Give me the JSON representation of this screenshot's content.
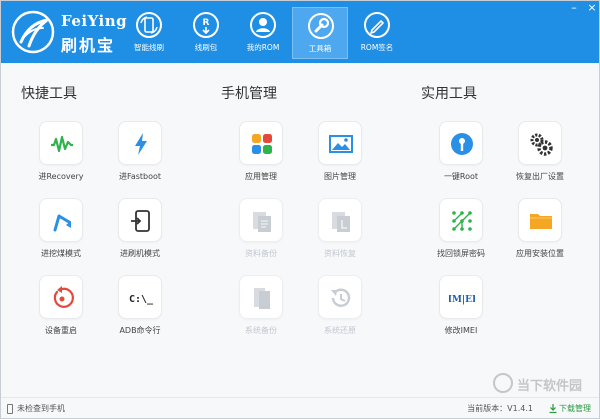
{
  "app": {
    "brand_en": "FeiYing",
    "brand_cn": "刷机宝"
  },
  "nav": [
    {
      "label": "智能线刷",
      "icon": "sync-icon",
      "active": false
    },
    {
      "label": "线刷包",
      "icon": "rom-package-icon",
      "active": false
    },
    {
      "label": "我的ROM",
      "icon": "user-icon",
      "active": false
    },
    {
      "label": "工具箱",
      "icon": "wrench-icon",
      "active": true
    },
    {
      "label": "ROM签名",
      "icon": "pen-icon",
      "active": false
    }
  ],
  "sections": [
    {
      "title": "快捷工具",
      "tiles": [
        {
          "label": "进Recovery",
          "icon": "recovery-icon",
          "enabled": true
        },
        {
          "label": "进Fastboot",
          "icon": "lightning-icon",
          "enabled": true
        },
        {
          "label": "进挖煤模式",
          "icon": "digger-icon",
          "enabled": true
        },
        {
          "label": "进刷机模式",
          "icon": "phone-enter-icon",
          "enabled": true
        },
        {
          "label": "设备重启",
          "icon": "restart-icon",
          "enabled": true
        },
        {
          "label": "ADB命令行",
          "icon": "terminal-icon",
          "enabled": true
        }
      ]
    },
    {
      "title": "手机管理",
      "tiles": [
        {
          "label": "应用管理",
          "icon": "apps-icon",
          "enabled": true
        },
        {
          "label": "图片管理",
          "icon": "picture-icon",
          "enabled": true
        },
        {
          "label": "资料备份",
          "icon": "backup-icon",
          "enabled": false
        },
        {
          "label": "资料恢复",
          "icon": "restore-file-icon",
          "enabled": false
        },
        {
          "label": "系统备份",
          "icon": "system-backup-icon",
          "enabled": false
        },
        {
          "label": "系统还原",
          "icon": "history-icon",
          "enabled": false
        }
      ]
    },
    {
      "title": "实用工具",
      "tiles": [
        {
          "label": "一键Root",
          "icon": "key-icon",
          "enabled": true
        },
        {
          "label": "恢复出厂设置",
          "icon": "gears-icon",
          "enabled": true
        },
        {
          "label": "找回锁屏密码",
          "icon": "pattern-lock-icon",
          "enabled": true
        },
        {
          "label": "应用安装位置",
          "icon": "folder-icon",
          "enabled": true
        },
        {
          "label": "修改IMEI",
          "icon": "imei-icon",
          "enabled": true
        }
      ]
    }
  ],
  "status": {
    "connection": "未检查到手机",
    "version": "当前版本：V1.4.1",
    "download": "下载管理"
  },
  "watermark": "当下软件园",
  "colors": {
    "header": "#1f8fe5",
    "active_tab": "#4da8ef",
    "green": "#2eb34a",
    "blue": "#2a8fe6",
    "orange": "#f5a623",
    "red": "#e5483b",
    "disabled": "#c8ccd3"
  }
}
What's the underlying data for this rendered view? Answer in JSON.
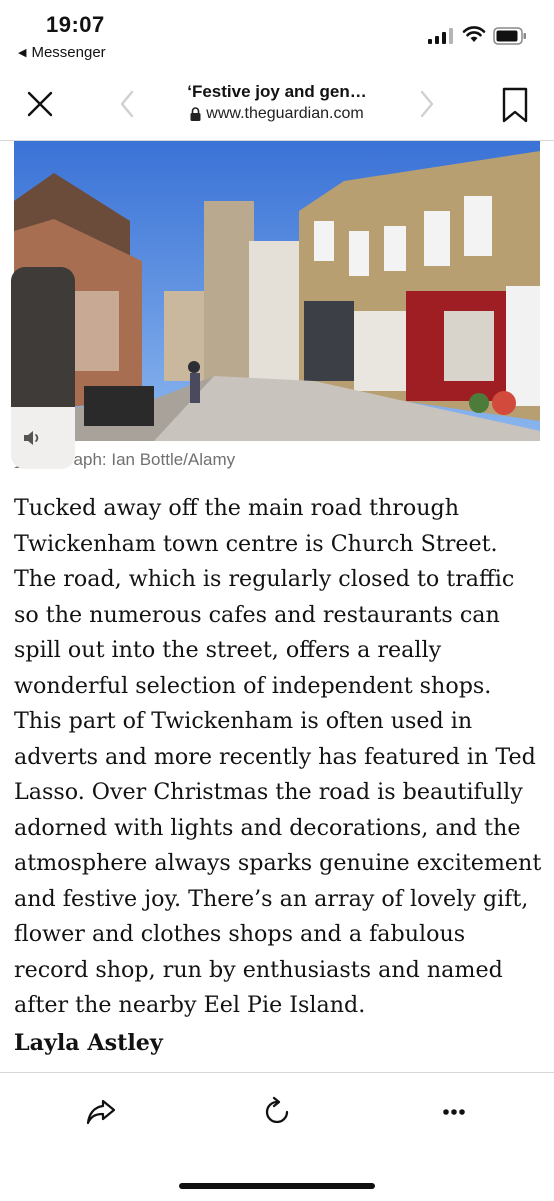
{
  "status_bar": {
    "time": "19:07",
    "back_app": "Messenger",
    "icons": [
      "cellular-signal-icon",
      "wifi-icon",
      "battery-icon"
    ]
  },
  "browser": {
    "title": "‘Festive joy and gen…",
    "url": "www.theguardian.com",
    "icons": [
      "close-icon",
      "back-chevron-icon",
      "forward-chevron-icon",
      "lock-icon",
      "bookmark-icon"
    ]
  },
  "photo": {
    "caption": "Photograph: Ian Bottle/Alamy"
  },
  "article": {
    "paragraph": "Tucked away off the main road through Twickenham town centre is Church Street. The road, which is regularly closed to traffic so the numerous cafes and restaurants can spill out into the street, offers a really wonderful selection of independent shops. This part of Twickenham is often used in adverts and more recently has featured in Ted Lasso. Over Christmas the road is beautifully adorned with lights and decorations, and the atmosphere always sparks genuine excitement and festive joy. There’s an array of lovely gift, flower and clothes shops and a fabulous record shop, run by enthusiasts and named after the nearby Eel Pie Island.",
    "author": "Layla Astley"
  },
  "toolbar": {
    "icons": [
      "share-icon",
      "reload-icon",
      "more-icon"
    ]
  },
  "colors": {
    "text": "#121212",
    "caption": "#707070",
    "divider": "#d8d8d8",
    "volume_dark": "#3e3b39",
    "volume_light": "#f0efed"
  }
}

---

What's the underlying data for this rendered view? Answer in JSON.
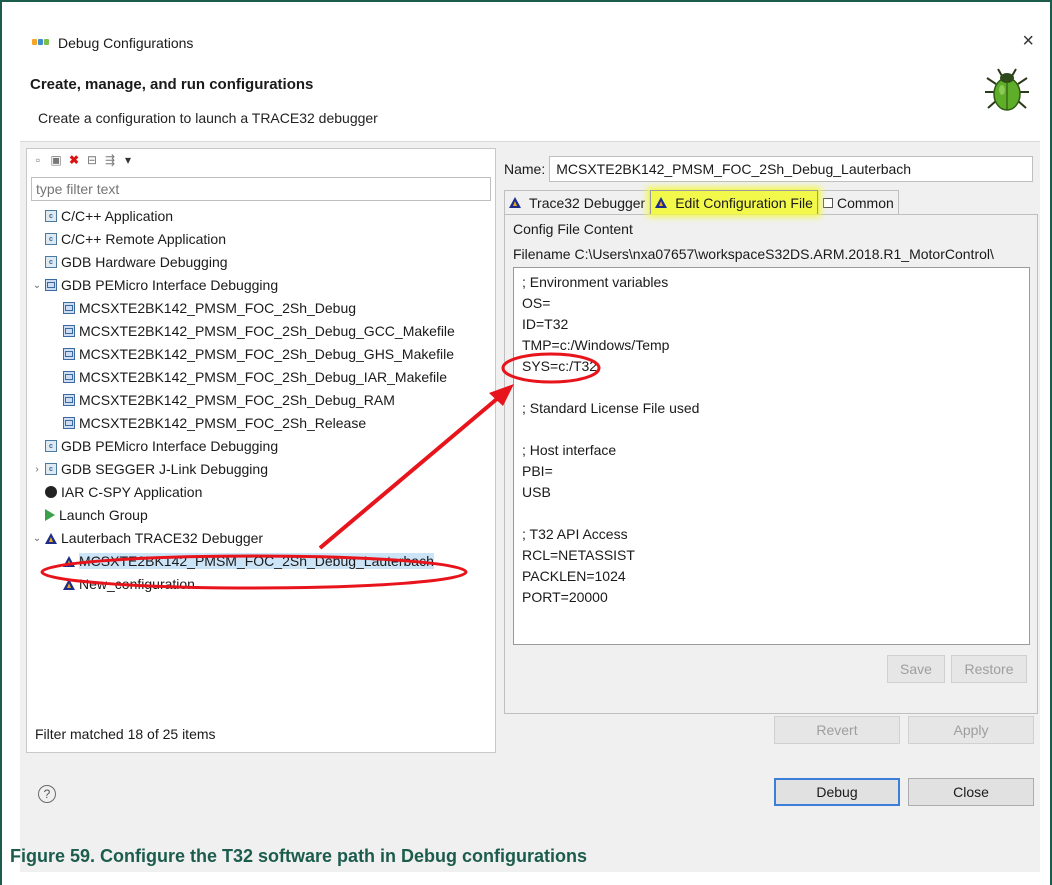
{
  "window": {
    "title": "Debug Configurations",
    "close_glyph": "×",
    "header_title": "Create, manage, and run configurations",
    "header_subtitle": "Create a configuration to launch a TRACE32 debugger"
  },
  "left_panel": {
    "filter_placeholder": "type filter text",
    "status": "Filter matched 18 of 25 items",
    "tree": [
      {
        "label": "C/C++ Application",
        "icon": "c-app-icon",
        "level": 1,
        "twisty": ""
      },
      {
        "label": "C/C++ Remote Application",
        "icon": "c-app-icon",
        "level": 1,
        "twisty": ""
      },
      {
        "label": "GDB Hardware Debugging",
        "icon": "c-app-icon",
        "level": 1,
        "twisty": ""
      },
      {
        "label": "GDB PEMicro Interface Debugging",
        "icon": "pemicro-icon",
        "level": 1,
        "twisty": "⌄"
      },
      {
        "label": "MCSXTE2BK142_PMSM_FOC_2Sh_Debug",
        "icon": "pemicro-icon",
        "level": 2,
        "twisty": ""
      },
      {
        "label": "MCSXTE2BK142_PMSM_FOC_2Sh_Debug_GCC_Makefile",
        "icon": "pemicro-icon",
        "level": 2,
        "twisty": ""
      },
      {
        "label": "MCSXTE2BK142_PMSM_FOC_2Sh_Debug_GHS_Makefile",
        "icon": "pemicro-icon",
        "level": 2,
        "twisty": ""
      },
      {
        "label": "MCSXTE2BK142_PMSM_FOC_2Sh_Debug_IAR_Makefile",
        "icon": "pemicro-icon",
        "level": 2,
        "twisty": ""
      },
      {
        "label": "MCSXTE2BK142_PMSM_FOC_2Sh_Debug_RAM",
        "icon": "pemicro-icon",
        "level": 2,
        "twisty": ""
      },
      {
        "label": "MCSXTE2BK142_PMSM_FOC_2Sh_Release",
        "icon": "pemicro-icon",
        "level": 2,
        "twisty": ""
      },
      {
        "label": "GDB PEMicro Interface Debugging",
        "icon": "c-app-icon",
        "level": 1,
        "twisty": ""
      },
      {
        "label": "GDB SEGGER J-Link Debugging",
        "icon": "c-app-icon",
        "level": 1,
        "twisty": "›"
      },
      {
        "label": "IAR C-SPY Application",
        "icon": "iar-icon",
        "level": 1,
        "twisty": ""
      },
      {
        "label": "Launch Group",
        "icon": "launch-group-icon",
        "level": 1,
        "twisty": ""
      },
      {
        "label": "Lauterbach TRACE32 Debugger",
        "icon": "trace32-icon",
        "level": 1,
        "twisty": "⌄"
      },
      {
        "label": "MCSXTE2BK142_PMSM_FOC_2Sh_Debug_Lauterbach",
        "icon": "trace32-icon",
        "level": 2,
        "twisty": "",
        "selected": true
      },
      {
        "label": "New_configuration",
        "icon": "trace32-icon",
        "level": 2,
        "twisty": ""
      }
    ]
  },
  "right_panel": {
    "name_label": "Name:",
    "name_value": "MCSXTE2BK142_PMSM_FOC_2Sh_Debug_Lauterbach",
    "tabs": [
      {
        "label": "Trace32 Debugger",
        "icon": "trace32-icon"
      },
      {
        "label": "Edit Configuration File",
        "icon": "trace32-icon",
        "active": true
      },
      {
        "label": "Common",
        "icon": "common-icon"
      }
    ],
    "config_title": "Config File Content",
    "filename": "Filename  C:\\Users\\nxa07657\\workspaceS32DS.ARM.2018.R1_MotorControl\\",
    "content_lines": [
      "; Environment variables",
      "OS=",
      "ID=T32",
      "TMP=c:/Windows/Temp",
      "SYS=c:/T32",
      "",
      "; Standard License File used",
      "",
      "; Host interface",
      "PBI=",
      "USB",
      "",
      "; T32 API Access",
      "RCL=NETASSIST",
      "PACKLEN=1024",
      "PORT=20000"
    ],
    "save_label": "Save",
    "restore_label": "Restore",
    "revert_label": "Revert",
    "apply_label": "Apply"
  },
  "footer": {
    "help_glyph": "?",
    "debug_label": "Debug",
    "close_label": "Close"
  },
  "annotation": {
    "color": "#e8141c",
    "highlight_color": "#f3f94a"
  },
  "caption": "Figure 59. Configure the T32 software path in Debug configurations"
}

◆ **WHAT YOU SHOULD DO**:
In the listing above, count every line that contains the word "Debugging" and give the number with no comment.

◆ **SOLUTION FOR THIS TASK**:
4